● **Exercise**
In the entries, find all lines that hold the word "Events" and copy them.

(Page and application data records)
┏━━

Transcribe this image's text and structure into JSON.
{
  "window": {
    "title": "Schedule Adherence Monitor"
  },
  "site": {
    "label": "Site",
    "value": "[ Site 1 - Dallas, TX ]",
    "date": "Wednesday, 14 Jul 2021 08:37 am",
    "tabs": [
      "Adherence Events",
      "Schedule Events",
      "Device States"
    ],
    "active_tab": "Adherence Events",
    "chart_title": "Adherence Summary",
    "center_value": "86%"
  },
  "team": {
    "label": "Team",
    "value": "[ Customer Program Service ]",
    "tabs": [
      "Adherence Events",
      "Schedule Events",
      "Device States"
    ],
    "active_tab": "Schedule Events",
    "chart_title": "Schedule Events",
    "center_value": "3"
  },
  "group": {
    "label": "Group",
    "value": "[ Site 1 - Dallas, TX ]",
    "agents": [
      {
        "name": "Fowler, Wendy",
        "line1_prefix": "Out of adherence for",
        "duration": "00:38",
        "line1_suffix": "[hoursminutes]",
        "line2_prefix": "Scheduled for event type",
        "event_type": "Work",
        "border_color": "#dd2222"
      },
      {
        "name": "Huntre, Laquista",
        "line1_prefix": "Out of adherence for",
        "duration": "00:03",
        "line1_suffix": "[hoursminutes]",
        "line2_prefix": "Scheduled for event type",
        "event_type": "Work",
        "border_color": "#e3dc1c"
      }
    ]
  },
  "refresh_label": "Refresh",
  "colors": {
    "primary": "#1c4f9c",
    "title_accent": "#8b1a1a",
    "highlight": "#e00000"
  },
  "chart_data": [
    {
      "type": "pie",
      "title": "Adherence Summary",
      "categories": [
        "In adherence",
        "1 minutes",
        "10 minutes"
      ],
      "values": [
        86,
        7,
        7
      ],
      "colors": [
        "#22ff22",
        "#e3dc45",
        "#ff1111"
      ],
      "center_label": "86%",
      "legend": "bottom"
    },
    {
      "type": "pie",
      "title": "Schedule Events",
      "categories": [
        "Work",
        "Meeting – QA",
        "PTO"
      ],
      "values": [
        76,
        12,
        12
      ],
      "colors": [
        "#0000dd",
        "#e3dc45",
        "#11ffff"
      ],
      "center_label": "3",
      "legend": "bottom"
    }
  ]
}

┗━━

● **Written response**
      "Adherence Events",
      "Schedule Events",
    "active_tab": "Adherence Events",
      "Adherence Events",
      "Schedule Events",
    "active_tab": "Schedule Events",
    "chart_title": "Schedule Events",
      "title": "Schedule Events",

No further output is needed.